Appropriate Photography Behavior at Memorials
There are places that can sober anyone when their names are spoken. Gettysburg. Verdun. Normandy. Auschwitz. Iwo Jima. The poppy fields outside of Flanders. The Highland Clearances Memorial. The USS Arizona. The Vietnam Wall. These places all contain commemorations of some of the most horrific evils that men can inflict upon each other. That makes theses places that are somber, deserving of respect, and usually very quiet. Having visited several of these places, I can tell you that people fall silent upon entering them. Voices are kept to a hushed tone and only used at need.
Photography is common at many of these places and, until recently, photographers or visitors who brought cameras were careful to engage in photography in a manner that was respectful and not disruptive or discounting of the sobriety of the site. However, in recent days, “selfies” and other inappropriate photography techniques have begun to crop up at these places. Therefore, we have a few tips for anyone considering visiting one of these sites or one similar in order to help them avoid committing a grave faux pas.
1) Photography isn’t always allowed — Some sites don’t allow photography at all or only allow it in specific areas out of respect for the memorial and for the departed. Don’t break this rule even with your mobile phone. Sometimes the restriction on photography is done to encourage crowd flow and to keep people moving through the memorial instead of letting them clump up. Sometimes it’s done to protect the area as repeated flashes can cause damage to paintings over the years.
2) Dress comfortably but appropriately — Some famous sites — especially in Europe — will not allow visitors in who are dressed inappropriately. Notre Dame de Paris will turn visitors away if they are wearing tank-tops, short shorts, mini-skirts, crude t-shirts, or other attire deemed inappropriate for a grand cathedral. Make certain you check to see if there is a dress code and, even if there is not, you dress appropriately. Tennis shoes are generally acceptable — especially if you’re going to be walking — and heels are generally forbidden for the damage they can do to the floor.

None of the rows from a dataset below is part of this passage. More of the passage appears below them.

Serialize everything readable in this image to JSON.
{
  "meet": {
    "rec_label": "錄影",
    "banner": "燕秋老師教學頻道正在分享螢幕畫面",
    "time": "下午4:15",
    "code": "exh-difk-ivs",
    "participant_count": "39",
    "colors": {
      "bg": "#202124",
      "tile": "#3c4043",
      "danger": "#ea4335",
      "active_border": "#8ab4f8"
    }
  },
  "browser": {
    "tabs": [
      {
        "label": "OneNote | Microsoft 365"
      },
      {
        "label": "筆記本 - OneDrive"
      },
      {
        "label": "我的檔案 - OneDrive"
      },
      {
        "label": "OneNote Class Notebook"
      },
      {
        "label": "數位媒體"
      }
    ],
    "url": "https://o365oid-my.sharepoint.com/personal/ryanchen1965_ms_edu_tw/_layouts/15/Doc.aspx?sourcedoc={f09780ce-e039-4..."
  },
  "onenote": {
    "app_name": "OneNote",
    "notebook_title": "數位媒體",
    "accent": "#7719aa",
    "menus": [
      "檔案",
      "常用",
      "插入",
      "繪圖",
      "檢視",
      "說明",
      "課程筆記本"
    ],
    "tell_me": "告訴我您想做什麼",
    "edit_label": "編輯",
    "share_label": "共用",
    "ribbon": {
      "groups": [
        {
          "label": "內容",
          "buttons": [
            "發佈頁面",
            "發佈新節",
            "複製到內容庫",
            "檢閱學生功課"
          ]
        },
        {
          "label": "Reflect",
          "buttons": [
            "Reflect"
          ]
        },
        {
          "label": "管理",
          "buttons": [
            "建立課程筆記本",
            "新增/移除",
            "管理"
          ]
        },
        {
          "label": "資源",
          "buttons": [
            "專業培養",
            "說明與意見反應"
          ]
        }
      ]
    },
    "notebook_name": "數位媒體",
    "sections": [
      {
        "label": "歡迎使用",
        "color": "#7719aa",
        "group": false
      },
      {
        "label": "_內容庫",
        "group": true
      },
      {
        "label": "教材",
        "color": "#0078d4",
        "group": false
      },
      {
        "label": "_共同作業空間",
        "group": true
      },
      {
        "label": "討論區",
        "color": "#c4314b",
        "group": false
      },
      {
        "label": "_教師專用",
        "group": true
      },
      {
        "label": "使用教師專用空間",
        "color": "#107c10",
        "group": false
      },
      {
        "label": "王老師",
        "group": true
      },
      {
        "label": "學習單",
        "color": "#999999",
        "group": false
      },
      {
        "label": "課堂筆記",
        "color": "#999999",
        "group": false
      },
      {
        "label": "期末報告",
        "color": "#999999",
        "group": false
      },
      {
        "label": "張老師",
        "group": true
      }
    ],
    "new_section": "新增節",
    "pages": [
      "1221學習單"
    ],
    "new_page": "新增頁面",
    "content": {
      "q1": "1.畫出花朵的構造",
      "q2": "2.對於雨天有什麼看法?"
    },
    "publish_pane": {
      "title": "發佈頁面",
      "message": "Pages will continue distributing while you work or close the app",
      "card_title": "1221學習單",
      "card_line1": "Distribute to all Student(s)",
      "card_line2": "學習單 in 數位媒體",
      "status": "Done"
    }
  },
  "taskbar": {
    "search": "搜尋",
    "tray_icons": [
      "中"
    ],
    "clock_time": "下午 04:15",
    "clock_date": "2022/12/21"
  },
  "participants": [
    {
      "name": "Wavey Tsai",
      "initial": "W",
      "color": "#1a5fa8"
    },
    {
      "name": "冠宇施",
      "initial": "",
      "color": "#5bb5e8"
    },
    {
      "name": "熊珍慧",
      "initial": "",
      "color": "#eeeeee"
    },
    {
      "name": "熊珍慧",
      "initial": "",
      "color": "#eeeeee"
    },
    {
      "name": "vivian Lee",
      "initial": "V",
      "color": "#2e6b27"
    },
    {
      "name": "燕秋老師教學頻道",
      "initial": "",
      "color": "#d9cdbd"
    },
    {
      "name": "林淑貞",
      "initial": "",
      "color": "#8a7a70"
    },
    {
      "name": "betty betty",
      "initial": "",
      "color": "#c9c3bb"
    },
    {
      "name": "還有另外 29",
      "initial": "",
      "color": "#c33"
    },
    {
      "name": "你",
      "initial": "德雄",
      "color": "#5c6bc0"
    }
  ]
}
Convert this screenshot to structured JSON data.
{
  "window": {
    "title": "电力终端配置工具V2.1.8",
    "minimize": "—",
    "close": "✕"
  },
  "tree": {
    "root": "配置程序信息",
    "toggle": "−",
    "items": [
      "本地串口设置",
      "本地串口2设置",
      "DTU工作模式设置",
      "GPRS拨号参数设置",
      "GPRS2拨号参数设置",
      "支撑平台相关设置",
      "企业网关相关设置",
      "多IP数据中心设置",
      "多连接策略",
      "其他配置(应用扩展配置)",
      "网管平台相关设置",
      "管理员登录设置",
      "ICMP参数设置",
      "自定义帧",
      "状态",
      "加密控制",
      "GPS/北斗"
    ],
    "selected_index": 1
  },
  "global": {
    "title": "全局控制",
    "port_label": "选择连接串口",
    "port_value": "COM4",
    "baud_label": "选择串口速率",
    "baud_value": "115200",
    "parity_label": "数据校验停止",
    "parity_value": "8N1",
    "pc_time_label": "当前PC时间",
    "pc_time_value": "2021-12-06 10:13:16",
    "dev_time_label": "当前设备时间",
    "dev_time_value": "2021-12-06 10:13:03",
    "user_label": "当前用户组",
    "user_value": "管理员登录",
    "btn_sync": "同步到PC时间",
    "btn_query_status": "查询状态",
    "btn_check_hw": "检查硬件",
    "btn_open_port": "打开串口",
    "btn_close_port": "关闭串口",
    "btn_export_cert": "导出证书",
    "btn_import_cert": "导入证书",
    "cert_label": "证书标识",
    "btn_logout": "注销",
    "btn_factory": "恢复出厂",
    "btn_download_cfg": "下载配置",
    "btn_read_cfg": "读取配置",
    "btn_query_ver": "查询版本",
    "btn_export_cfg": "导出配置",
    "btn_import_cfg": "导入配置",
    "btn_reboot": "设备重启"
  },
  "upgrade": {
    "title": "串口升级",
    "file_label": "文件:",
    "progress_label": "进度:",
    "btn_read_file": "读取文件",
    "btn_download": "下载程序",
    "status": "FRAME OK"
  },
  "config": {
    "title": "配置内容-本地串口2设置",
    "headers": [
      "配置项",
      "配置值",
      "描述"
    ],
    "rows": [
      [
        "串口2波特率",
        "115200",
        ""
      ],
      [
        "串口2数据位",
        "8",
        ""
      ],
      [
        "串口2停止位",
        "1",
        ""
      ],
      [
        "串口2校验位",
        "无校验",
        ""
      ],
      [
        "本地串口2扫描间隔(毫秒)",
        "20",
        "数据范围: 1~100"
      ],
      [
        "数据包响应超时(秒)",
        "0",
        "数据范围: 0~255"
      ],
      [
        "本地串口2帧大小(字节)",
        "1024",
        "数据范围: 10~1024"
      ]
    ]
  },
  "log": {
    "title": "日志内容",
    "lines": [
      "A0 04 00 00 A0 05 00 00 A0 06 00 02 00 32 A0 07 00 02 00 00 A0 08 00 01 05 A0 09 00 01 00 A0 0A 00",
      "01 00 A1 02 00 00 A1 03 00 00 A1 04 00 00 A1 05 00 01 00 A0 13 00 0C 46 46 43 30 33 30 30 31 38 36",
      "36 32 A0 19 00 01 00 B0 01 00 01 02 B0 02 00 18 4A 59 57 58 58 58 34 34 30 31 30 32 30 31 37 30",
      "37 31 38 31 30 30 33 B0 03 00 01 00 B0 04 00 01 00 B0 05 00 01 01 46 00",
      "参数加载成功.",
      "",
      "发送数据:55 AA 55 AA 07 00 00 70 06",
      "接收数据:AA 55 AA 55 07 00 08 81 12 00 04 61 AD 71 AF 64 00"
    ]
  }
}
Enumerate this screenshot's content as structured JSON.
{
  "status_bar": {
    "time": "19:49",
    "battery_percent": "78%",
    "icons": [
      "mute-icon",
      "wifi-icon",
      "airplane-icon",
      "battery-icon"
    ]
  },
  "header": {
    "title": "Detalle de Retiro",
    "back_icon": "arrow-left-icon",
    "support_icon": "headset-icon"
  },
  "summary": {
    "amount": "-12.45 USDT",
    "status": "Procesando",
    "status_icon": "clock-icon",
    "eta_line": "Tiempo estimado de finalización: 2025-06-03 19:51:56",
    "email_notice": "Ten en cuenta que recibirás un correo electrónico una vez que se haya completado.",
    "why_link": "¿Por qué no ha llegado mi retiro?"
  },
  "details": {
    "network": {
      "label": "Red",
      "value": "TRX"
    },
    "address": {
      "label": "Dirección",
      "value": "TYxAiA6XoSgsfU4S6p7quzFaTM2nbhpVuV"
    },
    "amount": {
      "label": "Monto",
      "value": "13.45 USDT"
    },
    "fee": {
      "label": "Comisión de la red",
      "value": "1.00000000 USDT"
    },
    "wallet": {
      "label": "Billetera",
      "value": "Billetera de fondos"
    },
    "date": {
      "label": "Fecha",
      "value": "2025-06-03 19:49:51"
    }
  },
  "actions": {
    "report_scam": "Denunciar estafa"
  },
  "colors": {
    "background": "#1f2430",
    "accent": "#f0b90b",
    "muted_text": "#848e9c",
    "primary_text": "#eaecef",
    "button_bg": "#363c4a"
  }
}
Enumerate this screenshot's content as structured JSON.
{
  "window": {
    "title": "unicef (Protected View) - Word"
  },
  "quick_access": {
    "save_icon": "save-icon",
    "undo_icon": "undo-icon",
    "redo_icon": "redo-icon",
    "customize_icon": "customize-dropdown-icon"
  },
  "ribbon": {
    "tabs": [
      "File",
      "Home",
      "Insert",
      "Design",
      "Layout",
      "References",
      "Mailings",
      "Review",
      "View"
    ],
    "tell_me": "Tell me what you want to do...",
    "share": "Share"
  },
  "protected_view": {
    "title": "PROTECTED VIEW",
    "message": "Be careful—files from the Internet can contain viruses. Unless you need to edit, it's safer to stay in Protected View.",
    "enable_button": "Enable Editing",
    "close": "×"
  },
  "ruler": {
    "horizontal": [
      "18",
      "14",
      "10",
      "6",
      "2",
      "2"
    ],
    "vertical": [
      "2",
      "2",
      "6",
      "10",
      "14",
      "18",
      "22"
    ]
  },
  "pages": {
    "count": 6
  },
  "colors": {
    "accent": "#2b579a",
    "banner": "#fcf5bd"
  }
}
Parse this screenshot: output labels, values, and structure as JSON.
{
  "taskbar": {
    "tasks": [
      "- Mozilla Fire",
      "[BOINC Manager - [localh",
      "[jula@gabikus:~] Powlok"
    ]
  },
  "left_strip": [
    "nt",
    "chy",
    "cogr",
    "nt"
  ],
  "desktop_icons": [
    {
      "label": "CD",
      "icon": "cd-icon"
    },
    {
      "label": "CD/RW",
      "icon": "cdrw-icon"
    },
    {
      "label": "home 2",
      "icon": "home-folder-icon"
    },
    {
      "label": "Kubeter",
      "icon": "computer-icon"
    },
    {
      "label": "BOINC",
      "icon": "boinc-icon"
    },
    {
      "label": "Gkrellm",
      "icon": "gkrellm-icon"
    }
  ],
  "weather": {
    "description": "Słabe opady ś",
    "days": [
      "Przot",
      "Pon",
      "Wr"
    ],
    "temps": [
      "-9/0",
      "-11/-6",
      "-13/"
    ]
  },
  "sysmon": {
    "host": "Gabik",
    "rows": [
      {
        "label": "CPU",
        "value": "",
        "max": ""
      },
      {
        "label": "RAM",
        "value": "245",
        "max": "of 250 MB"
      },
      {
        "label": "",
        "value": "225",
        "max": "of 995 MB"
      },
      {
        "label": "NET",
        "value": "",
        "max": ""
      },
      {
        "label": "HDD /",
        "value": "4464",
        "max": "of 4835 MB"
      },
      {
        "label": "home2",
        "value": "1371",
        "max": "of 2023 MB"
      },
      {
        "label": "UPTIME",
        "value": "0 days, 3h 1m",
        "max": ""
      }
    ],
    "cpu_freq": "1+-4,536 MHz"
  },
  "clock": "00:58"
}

3) Respect the quiet of the place and the other visitors — It may sound a bit crazy but when you enter a place like Gettysburg, the Memorial cemetery at Vicksburg, or the memorial for the USS Arizona, you can feel the weight of the years pressing on you. It makes you quiet and reflective. Respect that. Where photography is allowed, feel free to take photos. However, do so in a manner that doesn’t make light of the site itself and doesn’t cause problems for other visitors.
4) Pay attention to the signs — Signs aren’t always just put up to tell you where to go or to explain what happened at a particular part of the site. Sometimes they’re up to warn you about a potential danger such as the signs on the beaches at Normandy that warn of treacherous footing or tidal activities. Pay attention to what they say and if they tell you not to enter or pass beyond a certain point, don’t ignore it even if it would be a great place to stand and get a photograph. That’s a good way to fall into a sinkhole in some places.
5) If you’re uncertain as to whether or not something would be appropriate, don’t do it — You’ll never hear laughter on the USS Arizona or when you pass beyond the gates at Dachau or Auschwitz. Levity has no place when you’re looking down at the rows of headstones in Arlington, VA or Normandy, France. Watching the changing of the guard at Buckingham Palace or the Tomb of the Unknown Soldier isn’t a time to engage in horseplay or to try to get close for snapping a few photos.
6) Take a selfie at a memorial site and post it online only if you want to look really, spectacularly stupid and have it haunt you for years — The teenage girl whose selfie at Auschwitz set off an online firestorm might not regret it and might think she did nothing wrong now but give her ten years. She’ll be embarrassed to have done it and her “fame” for it will probably cost her down the road. People who do the same at other memorials — the 9/11 memorial, Normandy, Arlington, and more — will look back and wonder what they were thinking to engage in such self-centered and silly antics at a place where the focus of their thoughts (and their cameras) should not have been on them but on the event that made the site a memorial in the first place.
If you’re going to visit a major historical site, it would be a good idea for you to understand the importance of that site and to treat it appropriately. Otherwise, the photos you take there today may not make treasured keepsakes but instead could become testaments to shame later on down the road.
— da Bird